The opinion of the court was delivered by: Lisa Pupo Lenihan United States Magistrate Judge
Defendants move in limine to exclude the expert medical opinion of Dr. Michael Levine, M.D., for the following reasons:
1. The expert opinion is not expressed in the appropriate medical or factual terms and therefore is not helpful to the jury;
2. It is not based upon a differential diagnosis; and
3. Dr. Levine was not Plaintiff's treating physician. (Doc. No. 72.)
Under the Federal Rules of Evidence, the trial judge assumes the role of "gatekeeper" to ensure that expert testimony or evidence is relevant and reliable. Daubert v. Merrell Dow Pharmaceuticals, Inc., 509 U.S. 579, 589 (1993). There is a strong preference for admissibility of expert testimony pursuant to Federal Rule of Evidence 702. Holbrook v. Lykes Bros. S.S. Co., 80 F.3d 777, 780 (3d Cir. 1996).
The three main requirements under Rule 702 are: 1) the proffered witness must be an expert; 2) the expert must testify about matters requiring scientific, technical or specialized knowledge; and 3) the expert's testimony must assist the trier of fact. See In re Paoli R.R. Yard PCB Litig., 35 F.3d 717, 741-43 (3d Cir. 1994).
Here, the Defendants' attacks focus on the last two requirements. As to the second requirement, the United States Court of Appeals for the Third Circuit has concluded that "an expert's testimony is admissible so long as the process or technique the expert used in formulating the opinion is reliable." Id. at 742 (citing Daubert, 509 U.S. at 589). The Third Circuit has indicated that for the testimony to be reliable, it must be based on the "methods and procedures of science," and not on "subjective belief or unsupported speculation." Paoli, 35 F.3d at 744. The Court, in considering admissibility, must focus on the methods and reasoning of the expert. See Paoli, 35 F.3d at 743-46. Regarding whether the testimony assists the trier of fact, there must be a connection between "the scientific research or test result to be presented and particular disputed factual issues in the case." Id. at 743. That is, the testimony aids the jury in reaching its conclusions.
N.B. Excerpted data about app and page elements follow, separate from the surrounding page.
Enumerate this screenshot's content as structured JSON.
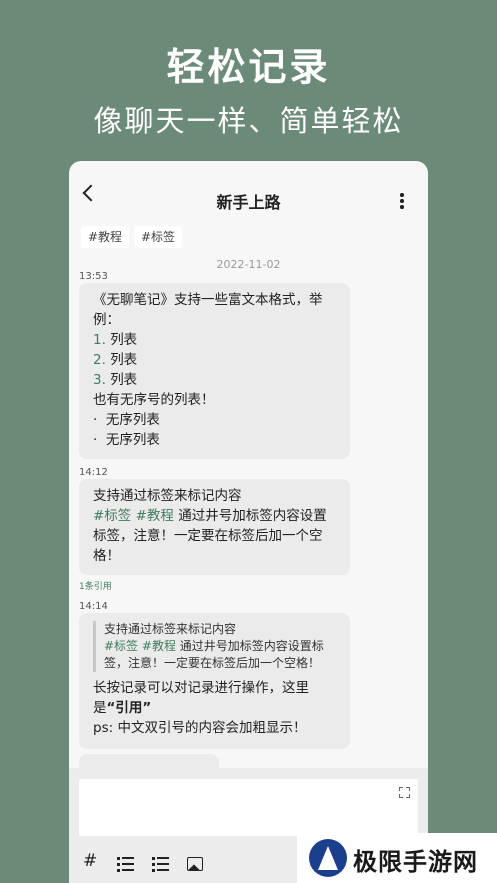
{
  "hero": {
    "title": "轻松记录",
    "subtitle": "像聊天一样、简单轻松"
  },
  "appbar": {
    "title": "新手上路",
    "back_icon": "chevron-left-icon",
    "more_icon": "more-vert-icon"
  },
  "tags": [
    "#教程",
    "#标签"
  ],
  "date": "2022-11-02",
  "notes": [
    {
      "time": "13:53",
      "line1": "《无聊笔记》支持一些富文本格式，举",
      "line2": "例：",
      "ordered": [
        {
          "num": "1.",
          "text": "列表"
        },
        {
          "num": "2.",
          "text": "列表"
        },
        {
          "num": "3.",
          "text": "列表"
        }
      ],
      "line3": "也有无序号的列表！",
      "unordered": [
        {
          "bullet": "·",
          "text": "无序列表"
        },
        {
          "bullet": "·",
          "text": "无序列表"
        }
      ]
    },
    {
      "time": "14:12",
      "line1": "支持通过标签来标记内容",
      "tag1": "#标签",
      "tag2": "#教程",
      "line2_rest": "通过井号加标签内容设置",
      "line3": "标签，注意！一定要在标签后加一个空",
      "line4": "格！",
      "reference": "1条引用"
    },
    {
      "time": "14:14",
      "quote_line1": "支持通过标签来标记内容",
      "quote_tag1": "#标签",
      "quote_tag2": "#教程",
      "quote_line2_rest": "通过井号加标签内容设置标",
      "quote_line3": "签，注意！一定要在标签后加一个空格！",
      "line1": "长按记录可以对记录进行操作，这里",
      "line2_prefix": "是",
      "line2_bold": "“引用”",
      "line3": "ps: 中文双引号的内容会加粗显示！"
    }
  ],
  "composer": {
    "expand_icon": "fullscreen-icon",
    "tools": {
      "hash": "#",
      "ordered_list_icon": "ordered-list-icon",
      "unordered_list_icon": "unordered-list-icon",
      "image_icon": "image-icon"
    }
  },
  "watermark": {
    "text": "极限手游网"
  }
}
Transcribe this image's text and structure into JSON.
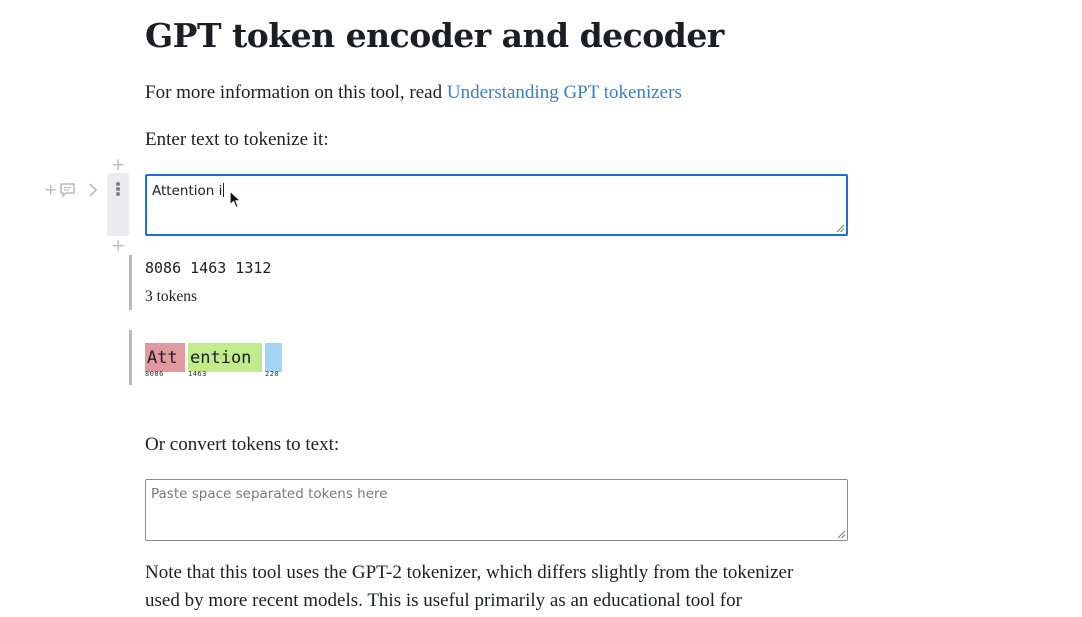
{
  "page": {
    "title": "GPT token encoder and decoder",
    "intro_prefix": "For more information on this tool, read ",
    "intro_link": "Understanding GPT tokenizers",
    "encode_prompt": "Enter text to tokenize it:",
    "decode_prompt": "Or convert tokens to text:",
    "note_line1": "Note that this tool uses the GPT-2 tokenizer, which differs slightly from the tokenizer",
    "note_line2": "used by more recent models. This is useful primarily as an educational tool for"
  },
  "encoder": {
    "input_value": "Attention i",
    "token_ids_text": "8086 1463 1312",
    "token_count_text": "3 tokens"
  },
  "tokens": [
    {
      "text": "Att",
      "id": "8086",
      "color": "#e09aa0"
    },
    {
      "text": "ention",
      "id": "1463",
      "color": "#c2eb8c"
    },
    {
      "text": " ",
      "id": "220",
      "color": "#a2d4f3"
    }
  ],
  "decoder": {
    "placeholder": "Paste space separated tokens here",
    "value": ""
  },
  "icons": {
    "add_cell_above": "plus-icon",
    "add_cell_below": "plus-icon",
    "cell_menu": "vertical-ellipsis-icon",
    "comment": "comment-icon",
    "expand": "chevron-right-icon",
    "cursor": "mouse-pointer-icon"
  },
  "colors": {
    "link": "#3b7fbf",
    "focus_border": "#1f6ed4",
    "output_bar": "#b6b9c1"
  }
}
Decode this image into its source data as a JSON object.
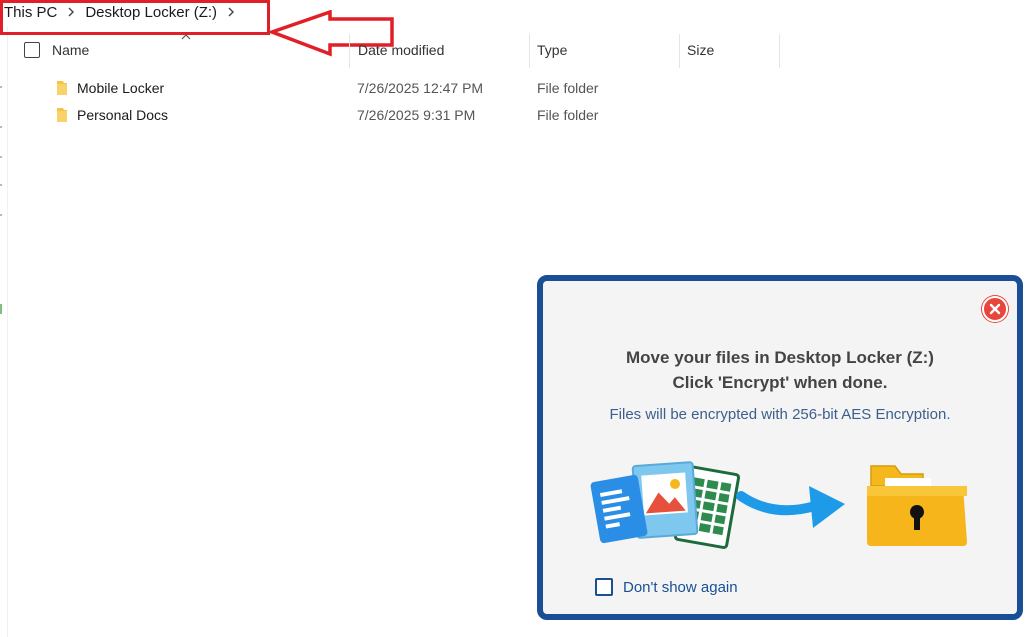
{
  "breadcrumb": {
    "items": [
      "This PC",
      "Desktop Locker (Z:)"
    ]
  },
  "columns": {
    "name": "Name",
    "date_modified": "Date modified",
    "type": "Type",
    "size": "Size"
  },
  "files": [
    {
      "name": "Mobile Locker",
      "date": "7/26/2025 12:47 PM",
      "type": "File folder"
    },
    {
      "name": "Personal Docs",
      "date": "7/26/2025 9:31 PM",
      "type": "File folder"
    }
  ],
  "popup": {
    "title_line1": "Move your files in Desktop Locker (Z:)",
    "title_line2": "Click 'Encrypt' when done.",
    "subtitle": "Files will be encrypted with 256-bit AES Encryption.",
    "dont_show": "Don't show again"
  },
  "colors": {
    "annotation_red": "#e01f26",
    "popup_border": "#1a4f96",
    "folder_yellow": "#f5b81c",
    "close_red": "#e8453c"
  }
}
Id. at 745.
Here, Dr. Levine's testimony is admissible under Federal Rule of Evidence 702. Although Dr. Levine's report states that it is "very unlikely" or "highly unlikely" that Plaintiff was injured by a fall while doing pushups in his cell, Dr. Levine's testimony is expressed with sufficient medical certainty. As Defendants acknowledge at Doc. No. 78 at 1-2, the Third Circuit has stated that the phrase "a reasonable degree of medical certainty," is not required. Holbrook, 80 F.3d at 785. Instead, the court should look to the opinion's substance and determine whether it bears "sufficient certainty so as to make a medical judgment." Schulz v. Celotex Corp., 942 F.2d 204, 209 (3d Cir. 1991).
Likewise, Dr. Levine's testimony is reliable. He is an orthopedic surgeon, and as such, possesses specific expertise in the area of physical injuries. Although he did not physically examine the Plaintiff, he did review all the medical records relating to the events in issue in this case. The case law is clear that an expert witness need not personally examine a plaintiff, and that an examination of the pertinent medical records is "perfectly acceptable." Kannankeril v. Terminix Int'l, Inc., 128 F.3d 802, 807 (3d Cir. 1997) (citing Paoli, 35 F.3d at 762).
Moreover, because Dr. Levine's report is based upon his review of the pertinent medical records, and a consideration of three possible causes of Plaintiff's injuries (a fall, a push-up accident, or an assault) (Doc. No. 78-2 at 2), Dr. Levine properly employed the diagnostic technique known as differential diagnosis. Differential diagnosis is defined as "the determination of which of two or more diseases with similar symptoms is the one from which the patient is suffering, by a systematic comparison and contrasting of the clinical findings." Stedman's Medical Dictionary 531 (28th ed. 2006). Differential diagnosis may consist of taking medical histories, performing physical examinations, and reviewing results of clinical tests; however, not all of these techniques must be used to render a physician's diagnosis reliable. See Paoli, 35 F.3d at 759. Consequently, Dr. Levine's reliance on examinations and tests performed by others does not render his conclusions unreliable.
In conclusion, Defendants will have the opportunity for vigorous cross-examination at trial, and the opportunity to present contrary evidence via their own expert witness. In fact, many of Defendants' objections appear to go to the weight of the testimony rather than its admissibility. But under the standards discussed above and the Court's application of Federal Rule ...